The last time the two parties brokered a contract in 2019, negotiations lasted months after the previous contract had expired. The impasse led to picketing demonstrations and reached a point where the union voted to authorize a strike, though that was ultimately averted.
“For this one specifically, I felt like it went much more smoothly, simply because I felt like we came to the table with an open mind,” McClure said of the recent negotiations.
El Camino Health CEO Dan Woods said in a statement that the quick and smooth negotiation process reflects on the two parties’ professionalism, and is “a testament to our strong commitment to our nurses as well as our patients, who choose to seek care at El Camino Health.”
“The contract with PRN continues El Camino Health’s practice of providing hospital nurses with competitive pay and benefits and recognizes their dedication toward El Camino Health’s patients by delivering exceptional care every day,” Woods added.
McClure said the 16% pay raise is a “historic increase.” Nurses will receive a 6% raise this fiscal year, 5% next year and 5% for the final year of the contract, which expires June 30, 2026.
Compared to the last contract, which was a four-year agreement, this raise is much more substantial. McClure said the last contract gave nurses a 13% raise spread out over the four years.
The new contract also includes protections for night shift nurses, scheduling changes that will give nurses more flexibility and changes to the hospital’s bereavement policy, McClure said.

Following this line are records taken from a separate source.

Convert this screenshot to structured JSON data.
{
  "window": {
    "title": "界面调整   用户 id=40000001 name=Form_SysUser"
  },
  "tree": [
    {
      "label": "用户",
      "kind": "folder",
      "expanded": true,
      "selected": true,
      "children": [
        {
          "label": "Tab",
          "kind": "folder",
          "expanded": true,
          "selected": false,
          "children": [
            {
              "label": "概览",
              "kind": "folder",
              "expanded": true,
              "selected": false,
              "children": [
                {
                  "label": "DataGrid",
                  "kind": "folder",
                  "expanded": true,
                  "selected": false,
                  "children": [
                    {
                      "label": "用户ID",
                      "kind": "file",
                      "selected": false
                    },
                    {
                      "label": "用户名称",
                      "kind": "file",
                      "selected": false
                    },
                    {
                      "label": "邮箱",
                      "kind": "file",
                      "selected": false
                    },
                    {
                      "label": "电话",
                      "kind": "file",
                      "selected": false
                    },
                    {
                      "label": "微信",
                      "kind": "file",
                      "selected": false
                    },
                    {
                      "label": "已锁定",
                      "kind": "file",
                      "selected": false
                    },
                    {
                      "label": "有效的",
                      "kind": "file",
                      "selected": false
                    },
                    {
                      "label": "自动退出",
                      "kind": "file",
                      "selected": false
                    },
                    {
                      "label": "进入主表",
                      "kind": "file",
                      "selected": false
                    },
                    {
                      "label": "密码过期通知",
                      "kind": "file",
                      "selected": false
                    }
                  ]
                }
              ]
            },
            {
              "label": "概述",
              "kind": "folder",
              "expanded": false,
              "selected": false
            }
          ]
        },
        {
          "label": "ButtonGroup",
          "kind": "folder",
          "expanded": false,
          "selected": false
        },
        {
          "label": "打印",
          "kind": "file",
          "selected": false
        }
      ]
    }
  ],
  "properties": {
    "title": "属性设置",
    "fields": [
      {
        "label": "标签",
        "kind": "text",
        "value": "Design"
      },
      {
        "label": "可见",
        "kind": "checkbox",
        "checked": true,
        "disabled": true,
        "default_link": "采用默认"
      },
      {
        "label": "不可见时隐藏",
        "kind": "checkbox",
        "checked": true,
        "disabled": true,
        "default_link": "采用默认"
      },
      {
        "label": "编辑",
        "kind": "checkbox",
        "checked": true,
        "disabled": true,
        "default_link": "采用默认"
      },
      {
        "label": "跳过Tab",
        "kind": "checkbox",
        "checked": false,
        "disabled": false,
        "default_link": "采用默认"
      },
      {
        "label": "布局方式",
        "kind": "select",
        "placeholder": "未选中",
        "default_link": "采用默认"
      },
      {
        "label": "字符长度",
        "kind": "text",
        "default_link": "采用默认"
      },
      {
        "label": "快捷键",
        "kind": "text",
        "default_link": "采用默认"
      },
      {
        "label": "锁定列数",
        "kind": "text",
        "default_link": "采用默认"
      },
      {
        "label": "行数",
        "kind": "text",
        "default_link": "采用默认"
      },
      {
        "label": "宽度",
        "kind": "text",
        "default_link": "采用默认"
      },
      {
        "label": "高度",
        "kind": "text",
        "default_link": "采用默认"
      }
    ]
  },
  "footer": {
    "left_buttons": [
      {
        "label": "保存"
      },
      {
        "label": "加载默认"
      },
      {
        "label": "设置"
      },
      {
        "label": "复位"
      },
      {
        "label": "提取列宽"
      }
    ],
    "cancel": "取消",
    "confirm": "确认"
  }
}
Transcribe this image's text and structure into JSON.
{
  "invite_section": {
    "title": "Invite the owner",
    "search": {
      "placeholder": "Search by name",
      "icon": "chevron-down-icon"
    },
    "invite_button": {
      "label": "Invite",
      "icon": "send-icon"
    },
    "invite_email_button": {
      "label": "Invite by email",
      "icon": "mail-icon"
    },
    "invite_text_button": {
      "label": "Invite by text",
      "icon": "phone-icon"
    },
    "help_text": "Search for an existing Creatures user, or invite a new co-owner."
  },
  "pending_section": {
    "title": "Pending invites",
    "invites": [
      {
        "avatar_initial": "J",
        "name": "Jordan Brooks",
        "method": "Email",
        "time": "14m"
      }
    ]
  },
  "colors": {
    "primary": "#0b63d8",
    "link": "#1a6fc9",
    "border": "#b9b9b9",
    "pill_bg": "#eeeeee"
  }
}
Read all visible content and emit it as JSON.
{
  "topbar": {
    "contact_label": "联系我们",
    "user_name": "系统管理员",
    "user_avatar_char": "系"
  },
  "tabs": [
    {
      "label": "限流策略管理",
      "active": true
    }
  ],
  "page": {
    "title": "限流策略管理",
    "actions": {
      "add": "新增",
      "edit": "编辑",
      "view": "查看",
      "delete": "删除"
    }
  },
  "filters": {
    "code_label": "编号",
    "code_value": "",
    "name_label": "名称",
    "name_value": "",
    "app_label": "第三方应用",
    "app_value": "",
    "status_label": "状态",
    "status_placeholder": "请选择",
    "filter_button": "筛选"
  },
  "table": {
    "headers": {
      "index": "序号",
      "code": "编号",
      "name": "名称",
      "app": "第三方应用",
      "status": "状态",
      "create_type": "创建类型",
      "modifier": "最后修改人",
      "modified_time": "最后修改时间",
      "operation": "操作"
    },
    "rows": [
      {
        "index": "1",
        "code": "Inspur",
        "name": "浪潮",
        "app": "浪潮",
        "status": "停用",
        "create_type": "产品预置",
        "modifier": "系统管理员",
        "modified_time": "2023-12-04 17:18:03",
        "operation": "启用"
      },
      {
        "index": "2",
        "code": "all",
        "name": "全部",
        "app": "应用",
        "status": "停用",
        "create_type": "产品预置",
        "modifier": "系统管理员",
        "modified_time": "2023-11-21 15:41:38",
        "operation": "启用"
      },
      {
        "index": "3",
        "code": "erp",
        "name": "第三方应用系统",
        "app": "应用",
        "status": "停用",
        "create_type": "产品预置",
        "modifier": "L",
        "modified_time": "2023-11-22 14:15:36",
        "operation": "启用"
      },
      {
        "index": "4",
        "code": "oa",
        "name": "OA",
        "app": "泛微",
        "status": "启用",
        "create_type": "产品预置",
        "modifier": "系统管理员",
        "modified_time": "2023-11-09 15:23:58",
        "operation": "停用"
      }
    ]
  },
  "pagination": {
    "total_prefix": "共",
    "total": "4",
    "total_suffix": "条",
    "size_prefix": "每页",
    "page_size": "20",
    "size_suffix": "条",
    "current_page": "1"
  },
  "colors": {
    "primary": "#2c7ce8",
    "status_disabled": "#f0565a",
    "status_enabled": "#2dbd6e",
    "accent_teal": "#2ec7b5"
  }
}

“The hospital listened to our concerns, we listened to theirs,” he said. “I feel like it was a very great, collaborative approach to negotiations this time.”